Under the settlement, Uber will pay $148 million that will benefit all 50 states and the District of Columbia. California, which spearheaded the settlement, will receive $26 million. The company must also improve its data security program to prevent future breaches, comply with data protection and breach reporting laws, implement a corporate integrity program, and implement privacy-by-design into its products, meaning it must take privacy matters into account when designing and developing products.

International Law

Brazil Adopts New Privacy Law

By Sara Beth A.R. Kohut, Young Conaway

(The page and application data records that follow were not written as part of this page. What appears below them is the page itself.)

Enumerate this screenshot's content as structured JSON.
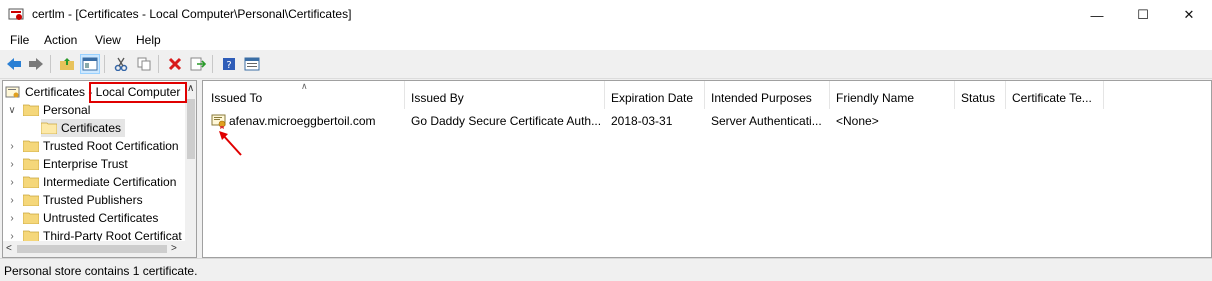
{
  "window": {
    "title": "certlm - [Certificates - Local Computer\\Personal\\Certificates]"
  },
  "menu": [
    "File",
    "Action",
    "View",
    "Help"
  ],
  "tree": {
    "root": "Certificates - Local Computer",
    "items": [
      {
        "label": "Personal",
        "expanded": true
      },
      {
        "label": "Certificates",
        "selected": true
      },
      {
        "label": "Trusted Root Certification"
      },
      {
        "label": "Enterprise Trust"
      },
      {
        "label": "Intermediate Certification"
      },
      {
        "label": "Trusted Publishers"
      },
      {
        "label": "Untrusted Certificates"
      },
      {
        "label": "Third-Party Root Certificat"
      }
    ]
  },
  "table": {
    "columns": [
      "Issued To",
      "Issued By",
      "Expiration Date",
      "Intended Purposes",
      "Friendly Name",
      "Status",
      "Certificate Te..."
    ],
    "rows": [
      [
        "afenav.microeggbertoil.com",
        "Go Daddy Secure Certificate Auth...",
        "2018-03-31",
        "Server Authenticati...",
        "<None>",
        "",
        ""
      ]
    ]
  },
  "status": "Personal store contains 1 certificate.",
  "colors": {
    "highlight": "#e00000",
    "arrow": "#e00000",
    "folder": "#f5d77a"
  }
}
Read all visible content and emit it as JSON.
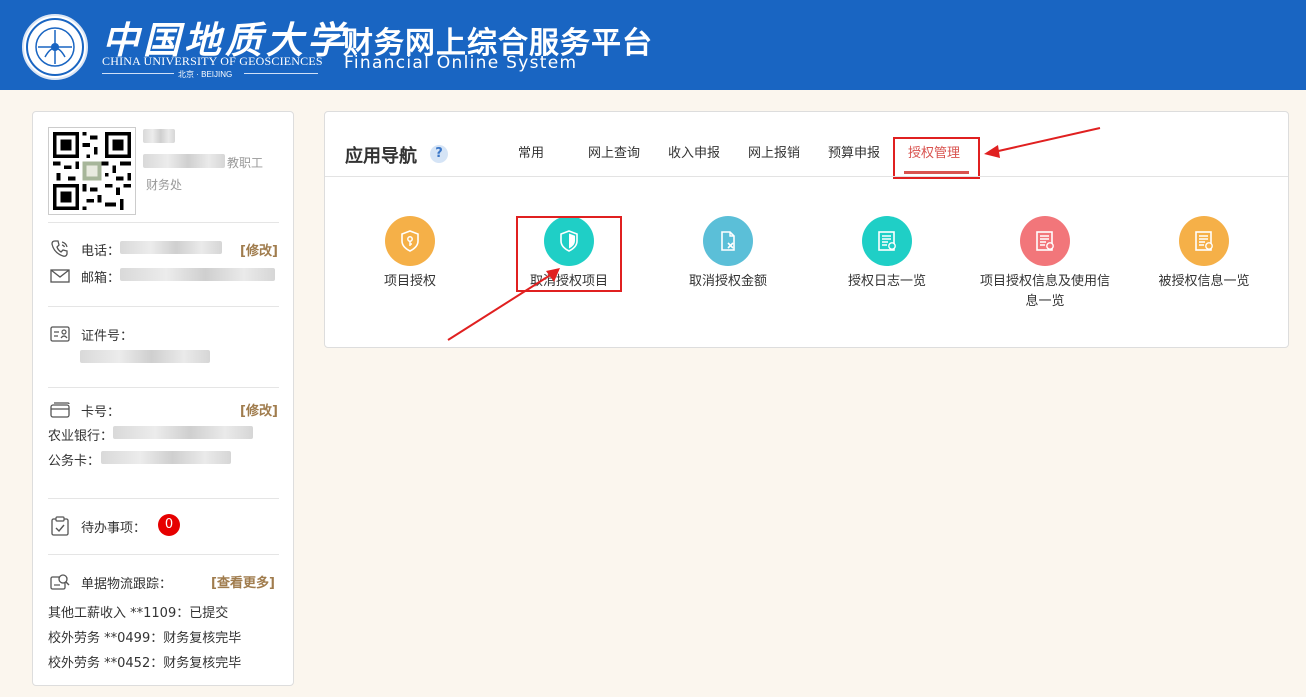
{
  "header": {
    "university_cn": "中国地质大学",
    "university_en": "CHINA UNIVERSITY OF GEOSCIENCES",
    "university_city": "北京 · BEIJING",
    "system_cn": "财务网上综合服务平台",
    "system_en": "Financial Online System"
  },
  "profile": {
    "role": "教职工",
    "department": "财务处",
    "phone_label": "电话：",
    "email_label": "邮箱：",
    "edit_label": "[修改]",
    "id_label": "证件号：",
    "card_label": "卡号：",
    "bank_label": "农业银行：",
    "official_card_label": "公务卡：",
    "todo_label": "待办事项：",
    "todo_count": "0",
    "tracking_label": "单据物流跟踪：",
    "more_label": "[查看更多]",
    "tracking": [
      "其他工薪收入 **1109：已提交",
      "校外劳务 **0499：财务复核完毕",
      "校外劳务 **0452：财务复核完毕"
    ]
  },
  "nav": {
    "title": "应用导航",
    "help": "?",
    "tabs": [
      "常用",
      "网上查询",
      "收入申报",
      "网上报销",
      "预算申报",
      "授权管理"
    ],
    "active_tab": "授权管理"
  },
  "apps": [
    {
      "label": "项目授权",
      "color": "#f5b048",
      "icon": "key-shield-icon"
    },
    {
      "label": "取消授权项目",
      "color": "#1fcfc6",
      "icon": "shield-icon"
    },
    {
      "label": "取消授权金额",
      "color": "#5bbfd8",
      "icon": "document-x-icon"
    },
    {
      "label": "授权日志一览",
      "color": "#1fcfc6",
      "icon": "list-icon"
    },
    {
      "label": "项目授权信息及使用信息一览",
      "color": "#f2767a",
      "icon": "list-icon"
    },
    {
      "label": "被授权信息一览",
      "color": "#f5b048",
      "icon": "list-icon"
    }
  ],
  "colors": {
    "header_bg": "#1965c2",
    "page_bg": "#fbf6ee",
    "active_tab": "#d9534f",
    "badge": "#e60000",
    "link": "#a07c4d",
    "annotation": "#e02020"
  }
}
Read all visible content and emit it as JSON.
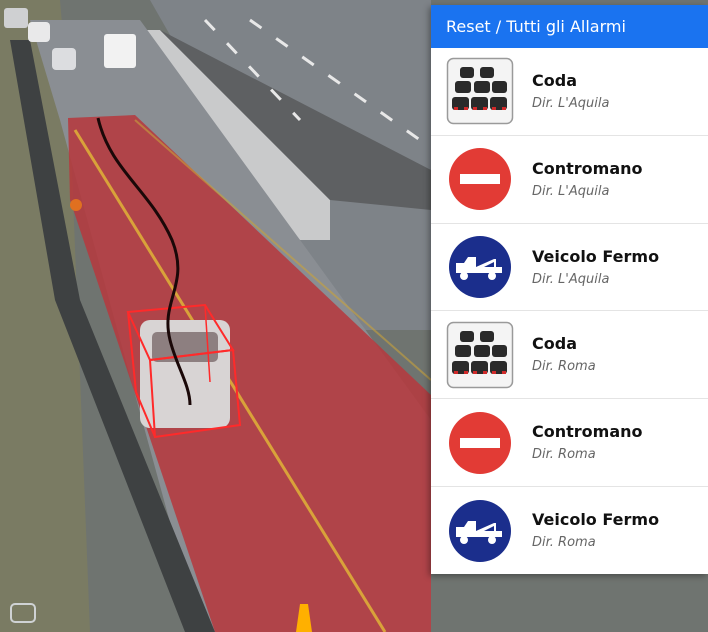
{
  "panel": {
    "header_label": "Reset / Tutti gli Allarmi",
    "colors": {
      "header": "#1a73f0",
      "wrong_way": "#e23b35",
      "stopped_vehicle": "#1b2e8c"
    },
    "items": [
      {
        "title": "Coda",
        "direction": "Dir. L'Aquila",
        "icon": "traffic-queue-icon"
      },
      {
        "title": "Contromano",
        "direction": "Dir. L'Aquila",
        "icon": "no-entry-icon"
      },
      {
        "title": "Veicolo Fermo",
        "direction": "Dir. L'Aquila",
        "icon": "tow-truck-icon"
      },
      {
        "title": "Coda",
        "direction": "Dir. Roma",
        "icon": "traffic-queue-icon"
      },
      {
        "title": "Contromano",
        "direction": "Dir. Roma",
        "icon": "no-entry-icon"
      },
      {
        "title": "Veicolo Fermo",
        "direction": "Dir. Roma",
        "icon": "tow-truck-icon"
      }
    ]
  }
}
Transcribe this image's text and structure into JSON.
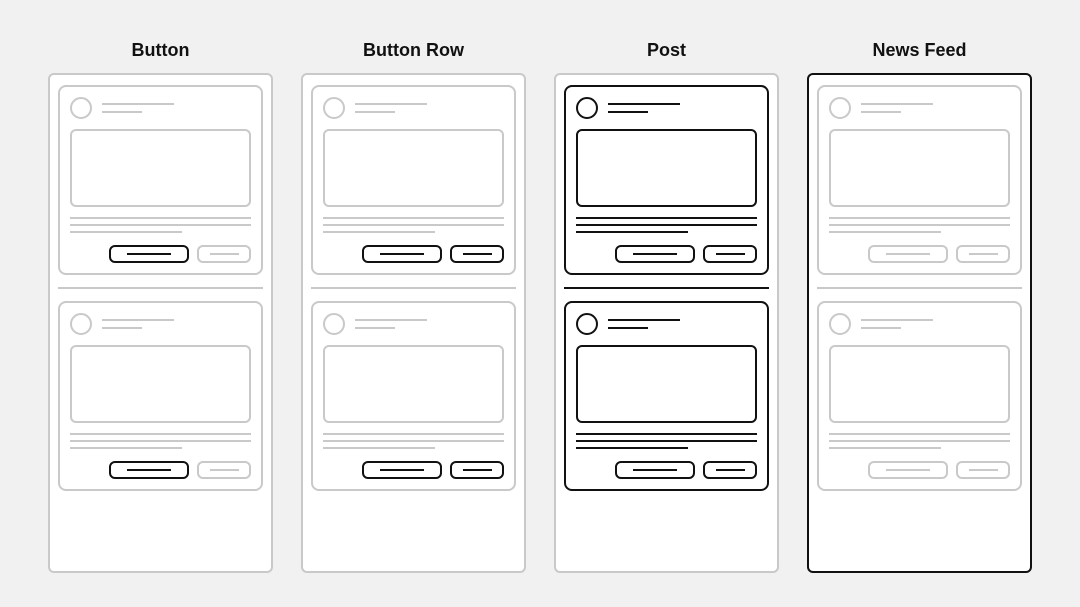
{
  "diagram": {
    "columns": [
      {
        "title": "Button",
        "emphasis": "button"
      },
      {
        "title": "Button Row",
        "emphasis": "button-row"
      },
      {
        "title": "Post",
        "emphasis": "post"
      },
      {
        "title": "News Feed",
        "emphasis": "news-feed"
      }
    ]
  }
}
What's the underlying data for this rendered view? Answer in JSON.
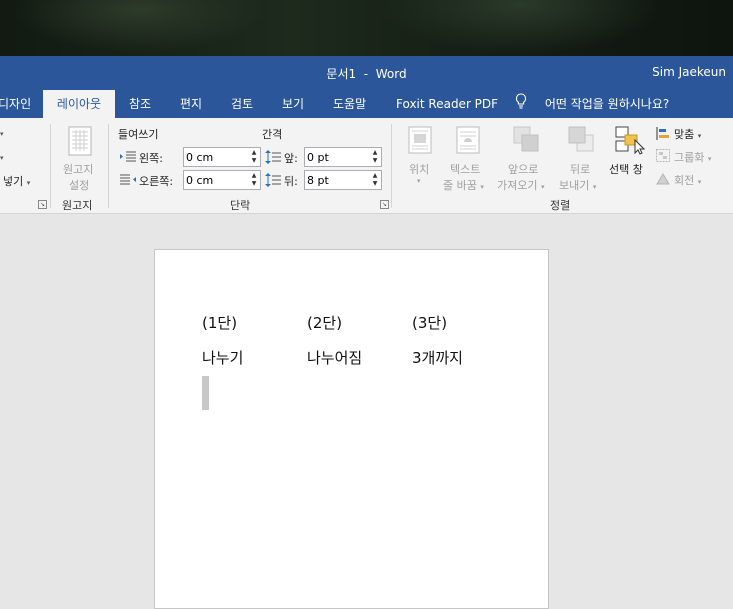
{
  "window": {
    "doc_name": "문서1",
    "separator": "-",
    "app": "Word",
    "user": "Sim Jaekeun"
  },
  "tabs": [
    {
      "label": "디자인"
    },
    {
      "label": "레이아웃"
    },
    {
      "label": "참조"
    },
    {
      "label": "편지"
    },
    {
      "label": "검토"
    },
    {
      "label": "보기"
    },
    {
      "label": "도움말"
    },
    {
      "label": "Foxit Reader PDF"
    }
  ],
  "tell_me": "어떤 작업을 원하시나요?",
  "ribbon": {
    "page_setup": {
      "item1": "",
      "item2": "",
      "item3": "넣기"
    },
    "manuscript": {
      "button_line1": "원고지",
      "button_line2": "설정",
      "group_label": "원고지"
    },
    "paragraph": {
      "indent_heading": "들여쓰기",
      "spacing_heading": "간격",
      "left_label": "왼쪽:",
      "left_value": "0 cm",
      "right_label": "오른쪽:",
      "right_value": "0 cm",
      "before_label": "앞:",
      "before_value": "0 pt",
      "after_label": "뒤:",
      "after_value": "8 pt",
      "group_label": "단락"
    },
    "arrange": {
      "position": "위치",
      "wrap_line1": "텍스트",
      "wrap_line2": "줄 바꿈",
      "forward_line1": "앞으로",
      "forward_line2": "가져오기",
      "backward_line1": "뒤로",
      "backward_line2": "보내기",
      "selection_pane": "선택 창",
      "align": "맞춤",
      "group": "그룹화",
      "rotate": "회전",
      "group_label": "정렬"
    }
  },
  "document": {
    "row1": [
      "(1단)",
      "(2단)",
      "(3단)"
    ],
    "row2": [
      "나누기",
      "나누어짐",
      "3개까지"
    ]
  },
  "colors": {
    "accent": "#2b579a",
    "ribbon_bg": "#f3f3f3",
    "canvas_bg": "#e6e6e6"
  }
}
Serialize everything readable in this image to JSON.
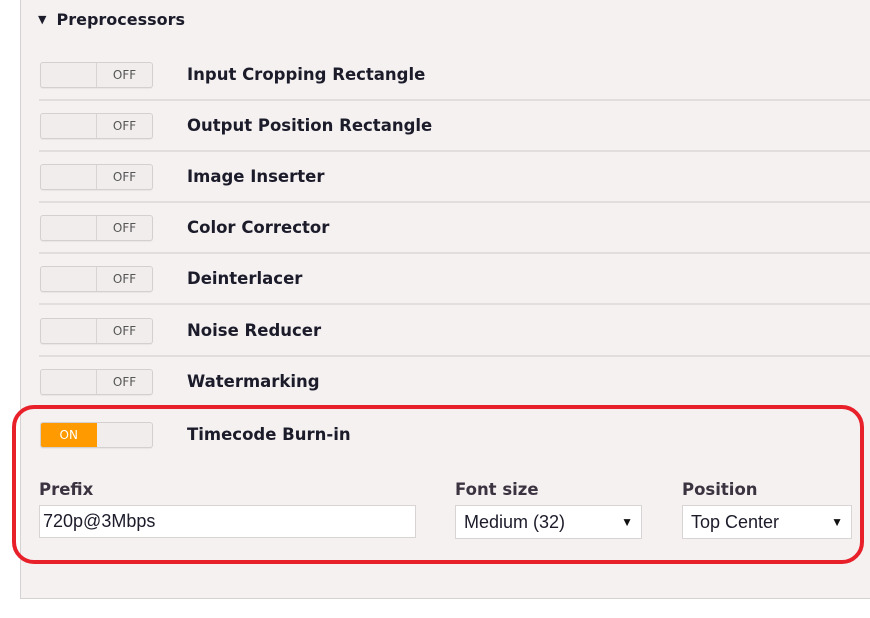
{
  "section": {
    "title": "Preprocessors",
    "expanded": true
  },
  "preprocessors": [
    {
      "label": "Input Cropping Rectangle",
      "state": "OFF"
    },
    {
      "label": "Output Position Rectangle",
      "state": "OFF"
    },
    {
      "label": "Image Inserter",
      "state": "OFF"
    },
    {
      "label": "Color Corrector",
      "state": "OFF"
    },
    {
      "label": "Deinterlacer",
      "state": "OFF"
    },
    {
      "label": "Noise Reducer",
      "state": "OFF"
    },
    {
      "label": "Watermarking",
      "state": "OFF"
    },
    {
      "label": "Timecode Burn-in",
      "state": "ON"
    }
  ],
  "timecode": {
    "prefix_label": "Prefix",
    "prefix_value": "720p@3Mbps",
    "font_size_label": "Font size",
    "font_size_value": "Medium (32)",
    "position_label": "Position",
    "position_value": "Top Center"
  },
  "colors": {
    "on_toggle": "#ff9a00",
    "highlight": "#e8202a"
  }
}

Brazil recently adopted a comprehensive data privacy regulation, the General Data Privacy Law or Lei Geral de Protecao de Dados Pessoais (LGPD). The LGPD will apply to companies headquartered in Brazil and that process personal data in Brazil. Similar but not identical to the European Union’s General Data Protection Regulation, the law broadly defines personal data, provides rights to data subjects, requires mandatory breach notification, governs the transfer of personal data across borders, purports to have extraterritorial application, and permits severe fines for violations. The LGPD will take effect in 2020.


FTC Settles With Four Companies Over False EU-US Privacy-Shield Statements

By Sara Beth A.R. Kohut, Young Conaway

The U.S. Federal Trade Commission has settled with four companies who allegedly made false certifications that they complied with the EU-U.S. Privacy Shield framework, which enables companies to transfer data from countries in the European Union to the United States. The FTC had initiated separate actions against IDmission, LLC (a cloud technology platform), mResource LLC (doing business as Loop Works, LLC, a talent management and recruitment company), SmartStart Employment Screening, Inc. (an employment and background-screening supplier), and VenPath, Inc. (a data analytics firm), all of which posted statements on their websites that the participated in the Privacy Shield. IDmission had started but not completed the Privacy Shield certification program, while the other three companies had allowed their prior certifications to lapse. Additionally, VenPath and Smart Start were faulted for failing to affirm to the Department of Commerce, which implements the Privacy Shield program, upon stopping participation that they would continue to apply required protections to personal information obtained during their participation in Privacy Shield (they must do so under the proposed settlements).

The proposed settlements prohibit the four companies from misrepresenting their participation in a government or other regulatory privacy/data security program.  The settlements will be subject to public comment through the end of October, after which the FTC may declare them final.


ARTICLES & VIDEOS (September 2018)

Filter By Topics: Topic

No Results Found.

No Results Found.

No Results Found.

Connect with a global network of over 30,000 business law professionals


Login or Registration Required

You need to be logged in to complete that action.